*** Begin section ***

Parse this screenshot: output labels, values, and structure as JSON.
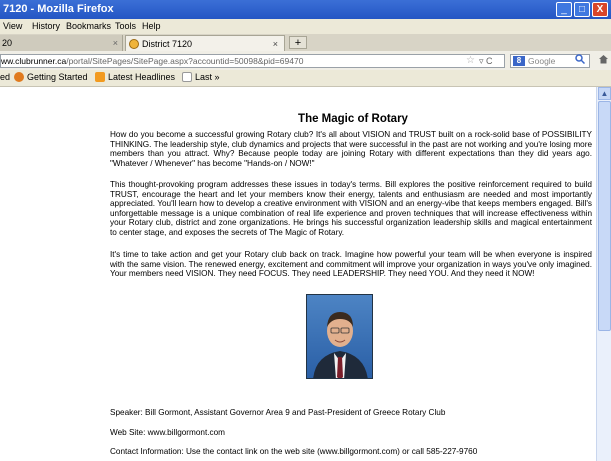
{
  "window": {
    "title": "7120 - Mozilla Firefox",
    "min": "_",
    "max": "□",
    "close": "X"
  },
  "menu": [
    "View",
    "History",
    "Bookmarks",
    "Tools",
    "Help"
  ],
  "tabs": {
    "first_label": "20",
    "first_close": "×",
    "active_label": "District 7120",
    "active_close": "×",
    "new_tab": "+"
  },
  "url": {
    "host": "ww.clubrunner.ca",
    "path": "/portal/SitePages/SitePage.aspx?accountid=50098&pid=69470",
    "star": "☆",
    "controls": "▿ C"
  },
  "search": {
    "engine_letter": "8",
    "placeholder": "Google",
    "icon": "magnifier-icon"
  },
  "bookmarks": [
    {
      "label": "ed",
      "icon": ""
    },
    {
      "label": "Getting Started",
      "icon": "firefox-icon"
    },
    {
      "label": "Latest Headlines",
      "icon": "rss-icon"
    },
    {
      "label": "Last »",
      "icon": "folder-icon"
    }
  ],
  "page": {
    "title": "The Magic of Rotary",
    "paragraphs": [
      "How do you become a successful growing Rotary club?  It's all about VISION and TRUST built on a rock-solid base of POSSIBILITY THINKING.  The leadership style, club dynamics and projects that were successful in the past are not working and you're losing more members than you attract.  Why?  Because people today are joining Rotary with different expectations than they did years ago.  \"Whatever / Whenever\" has become \"Hands-on / NOW!\"",
      "This thought-provoking program addresses these issues in today's terms.  Bill explores the positive reinforcement required to build TRUST, encourage the heart and let your members know their energy, talents and enthusiasm are needed and most importantly appreciated.  You'll learn how to develop a creative environment with VISION and an energy-vibe that keeps members engaged.  Bill's unforgettable message is a unique combination of real life experience and proven techniques that will increase effectiveness within your Rotary club, district and zone organizations.  He brings his successful organization leadership skills and magical entertainment to center stage, and exposes the secrets of The Magic of Rotary.",
      "It's time to take action and get your Rotary club back on track.  Imagine how powerful your team will be when everyone is inspired with the same vision.  The renewed energy, excitement and commitment will improve your organization in ways you've only imagined.  Your members need VISION.  They need FOCUS.  They need LEADERSHIP.  They need YOU.  And they need it NOW!"
    ],
    "speaker": "Speaker: Bill Gormont, Assistant Governor Area 9 and Past-President of Greece Rotary Club",
    "website": "Web Site: www.billgormont.com",
    "contact": "Contact Information: Use the contact link on the web site (www.billgormont.com) or call 585-227-9760"
  },
  "colors": {
    "titlebar": "#2456c4",
    "close_button": "#d9462a",
    "chrome": "#ece9d8"
  }
}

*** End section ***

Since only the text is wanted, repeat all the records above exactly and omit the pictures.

Parse this screenshot: output labels, values, and structure as JSON.
{
  "window": {
    "title": "7120 - Mozilla Firefox",
    "min": "_",
    "max": "□",
    "close": "X"
  },
  "menu": [
    "View",
    "History",
    "Bookmarks",
    "Tools",
    "Help"
  ],
  "tabs": {
    "first_label": "20",
    "first_close": "×",
    "active_label": "District 7120",
    "active_close": "×",
    "new_tab": "+"
  },
  "url": {
    "host": "ww.clubrunner.ca",
    "path": "/portal/SitePages/SitePage.aspx?accountid=50098&pid=69470",
    "star": "☆",
    "controls": "▿ C"
  },
  "search": {
    "engine_letter": "8",
    "placeholder": "Google",
    "icon": "magnifier-icon"
  },
  "bookmarks": [
    {
      "label": "ed",
      "icon": ""
    },
    {
      "label": "Getting Started",
      "icon": "firefox-icon"
    },
    {
      "label": "Latest Headlines",
      "icon": "rss-icon"
    },
    {
      "label": "Last »",
      "icon": "folder-icon"
    }
  ],
  "page": {
    "title": "The Magic of Rotary",
    "paragraphs": [
      "How do you become a successful growing Rotary club?  It's all about VISION and TRUST built on a rock-solid base of POSSIBILITY THINKING.  The leadership style, club dynamics and projects that were successful in the past are not working and you're losing more members than you attract.  Why?  Because people today are joining Rotary with different expectations than they did years ago.  \"Whatever / Whenever\" has become \"Hands-on / NOW!\"",
      "This thought-provoking program addresses these issues in today's terms.  Bill explores the positive reinforcement required to build TRUST, encourage the heart and let your members know their energy, talents and enthusiasm are needed and most importantly appreciated.  You'll learn how to develop a creative environment with VISION and an energy-vibe that keeps members engaged.  Bill's unforgettable message is a unique combination of real life experience and proven techniques that will increase effectiveness within your Rotary club, district and zone organizations.  He brings his successful organization leadership skills and magical entertainment to center stage, and exposes the secrets of The Magic of Rotary.",
      "It's time to take action and get your Rotary club back on track.  Imagine how powerful your team will be when everyone is inspired with the same vision.  The renewed energy, excitement and commitment will improve your organization in ways you've only imagined.  Your members need VISION.  They need FOCUS.  They need LEADERSHIP.  They need YOU.  And they need it NOW!"
    ],
    "speaker": "Speaker: Bill Gormont, Assistant Governor Area 9 and Past-President of Greece Rotary Club",
    "website": "Web Site: www.billgormont.com",
    "contact": "Contact Information: Use the contact link on the web site (www.billgormont.com) or call 585-227-9760"
  },
  "colors": {
    "titlebar": "#2456c4",
    "close_button": "#d9462a",
    "chrome": "#ece9d8"
  }
}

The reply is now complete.